Presentation-wise, the game is sort of mixed. Beyond some impressive CG creations in the intro and right before the credits, all of the story is told in the engine, and it often comes off a bit awkwardly. There's lots of little things that are just odd, like when you walk near someone and it triggers a conversation automatically. It will pointlessly cut to a little thing showing you walk up to the character you're talking with, and then cut again to the actual discussion. I don't know, I probably could have assumed he would walk closer before they start talking. My computer's hardware is pretty old at this point, so I could see some weird issues with the way it handles different system specs. Rather than the whole game looking better or worse based on how much your computer can pump out, it's very uneven about what it prioritizes. Most character faces looked great, but random outfits and ground textures will look like they're N64 era. When things look nice they still look nice, although there are way too few faces to cover all the NPCs there are in the game, resulting in a bunch of clones running around all over the place. The music is a very nice orchestral score, and the voice acting is surprisingly decent for something that came from Poland. There are of course a few stinkers, though.
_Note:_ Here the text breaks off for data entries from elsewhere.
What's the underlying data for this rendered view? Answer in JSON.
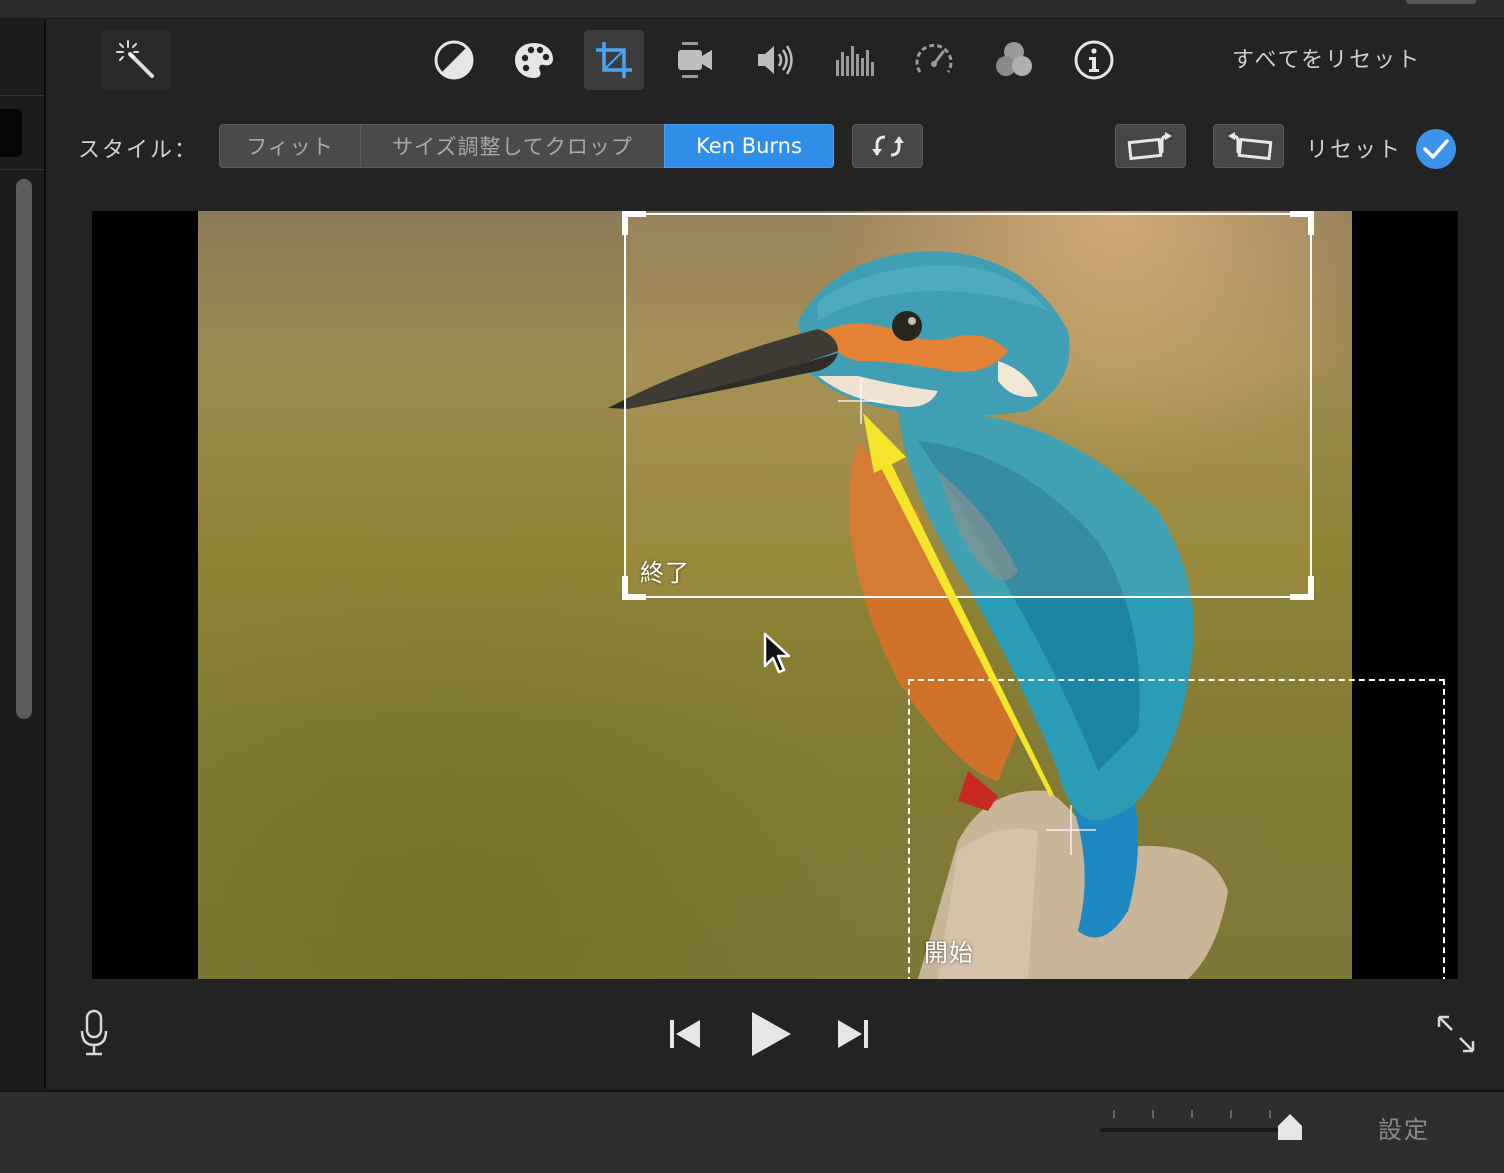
{
  "toolbar": {
    "reset_all_label": "すべてをリセット",
    "tools": [
      {
        "name": "color-balance-icon"
      },
      {
        "name": "color-palette-icon"
      },
      {
        "name": "crop-icon",
        "active": true
      },
      {
        "name": "stabilization-camera-icon"
      },
      {
        "name": "volume-icon"
      },
      {
        "name": "equalizer-icon"
      },
      {
        "name": "speed-gauge-icon"
      },
      {
        "name": "video-filter-icon"
      },
      {
        "name": "info-icon"
      }
    ],
    "magic_wand": "magic-wand-icon",
    "active_color": "#3b94ea"
  },
  "style_row": {
    "label": "スタイル：",
    "segments": [
      {
        "label": "フィット",
        "active": false
      },
      {
        "label": "サイズ調整してクロップ",
        "active": false
      },
      {
        "label": "Ken Burns",
        "active": true
      }
    ],
    "reset_label": "リセット"
  },
  "viewer": {
    "end_label": "終了",
    "start_label": "開始",
    "arrow_color": "#f5e52a"
  },
  "bottom_bar": {
    "settings_label": "設定",
    "zoom_slider_value": 0.99
  }
}
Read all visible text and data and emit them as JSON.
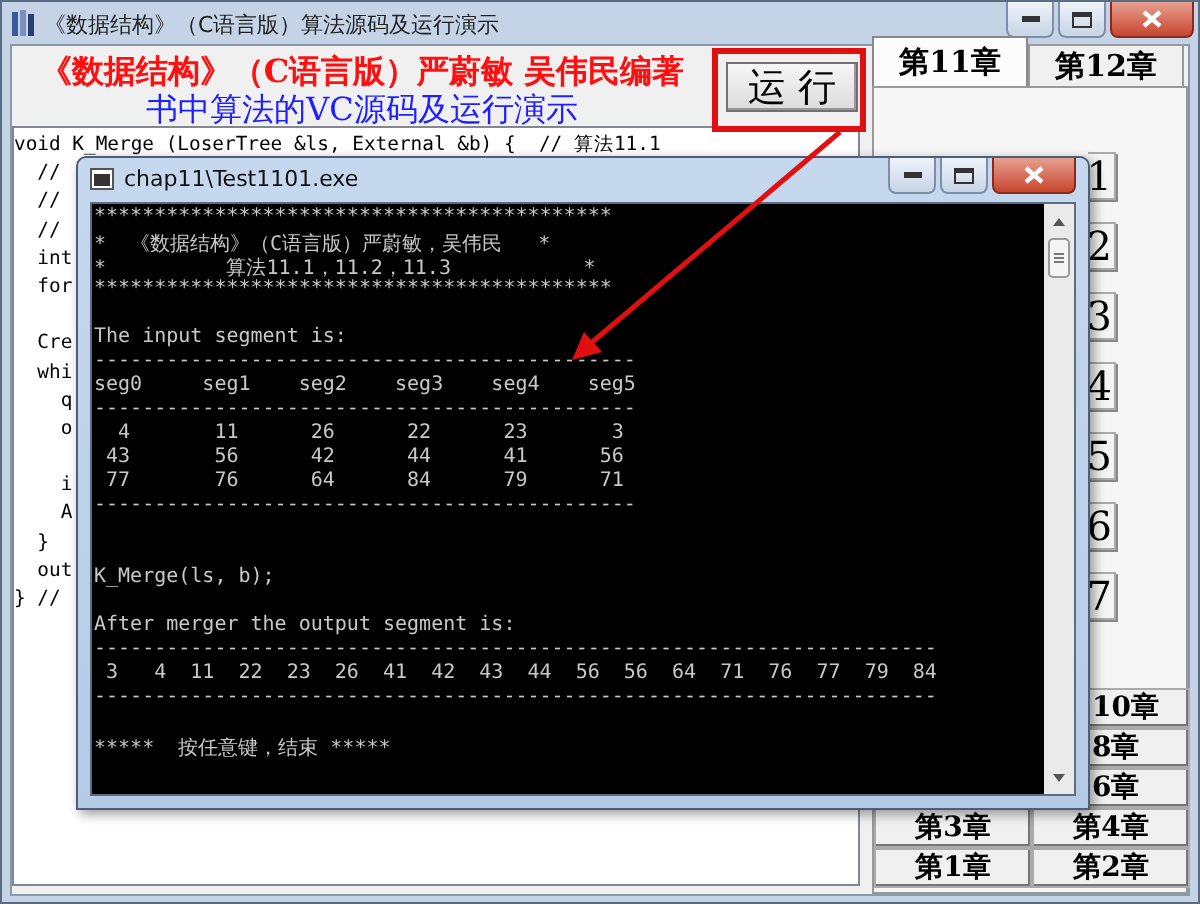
{
  "window": {
    "title": "《数据结构》（C语言版）算法源码及运行演示"
  },
  "header": {
    "title": "《数据结构》（C语言版）严蔚敏  吴伟民编著",
    "subtitle": "书中算法的VC源码及运行演示"
  },
  "run_button": "运 行",
  "code_blocks": [
    [
      "void K_Merge (LoserTree &ls, External &b) {  // 算法11.1",
      "  //",
      "  //",
      "  //",
      "  int",
      "  for"
    ],
    [
      "  Cre",
      "  whi",
      "    q",
      "    o"
    ],
    [
      "    i",
      "    A",
      "  }",
      "  out",
      "} //"
    ]
  ],
  "tabs": [
    {
      "label": "第11章",
      "selected": true
    },
    {
      "label": "第12章",
      "selected": false
    }
  ],
  "algorithm_buttons": [
    "1",
    "2",
    "3",
    "4",
    "5",
    "6",
    "7"
  ],
  "chapter_rows": [
    [
      "10章"
    ],
    [
      "8章"
    ],
    [
      "6章"
    ],
    [
      "第3章",
      "第4章"
    ],
    [
      "第1章",
      "第2章"
    ]
  ],
  "console": {
    "title": "chap11\\Test1101.exe",
    "sections": [
      {
        "kind": "banner",
        "lines": [
          "*******************************************",
          "*  《数据结构》（C语言版）严蔚敏，吴伟民   *",
          "*          算法11.1，11.2，11.3           *",
          "*******************************************"
        ]
      },
      {
        "kind": "text",
        "lines": [
          "The input segment is:",
          "---------------------------------------------",
          "seg0     seg1    seg2    seg3    seg4    seg5",
          "---------------------------------------------",
          "  4       11      26      22      23       3",
          " 43       56      42      44      41      56",
          " 77       76      64      84      79      71",
          "---------------------------------------------"
        ]
      },
      {
        "kind": "call",
        "lines": [
          "K_Merge(ls, b);"
        ]
      },
      {
        "kind": "text",
        "lines": [
          "After merger the output segment is:",
          "----------------------------------------------------------------------",
          " 3   4  11  22  23  26  41  42  43  44  56  56  64  71  76  77  79  84",
          "----------------------------------------------------------------------"
        ]
      },
      {
        "kind": "text",
        "lines": [
          "*****  按任意键，结束 *****"
        ]
      }
    ]
  }
}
Anyway, the game was a lot of fun for about 30 hours, although there were a few issues. More glitches than I would have liked, and sometimes it was a bit obscure about what I was supposed to do for a quest. And this is yet another game in the last couple years that I can't say I enjoyed the ending of. To me, the story felt like it was pretty much over after the fifth chapter, and the fact that the next section was called the epilogue suggested as much. But they must have a different idea of what constitutes an epilogue in Poland, because it just kept going for another couple hours, giving you a new final antagonist and making you push through a ton of combat before you can finally finish it. It eventually got fairly ridiculous, and started to seem like the definition of stretching things out. It got to the point where it was pretty much impossible to fail thanks to all of the stuff the game was giving me to keep going, making the game feel like it was more concerned with showing me how great its epic story could be instead of considering whether I was still having fun. By the time it was the end, I was kind of sick of the experience. And that's a shame, because you never want a game you liked to leave a bad taste in your mouth. Still I'm looking forward to the sequel, because I'm curious to see what they could really wring out of the system with over three more years to work out the kinks.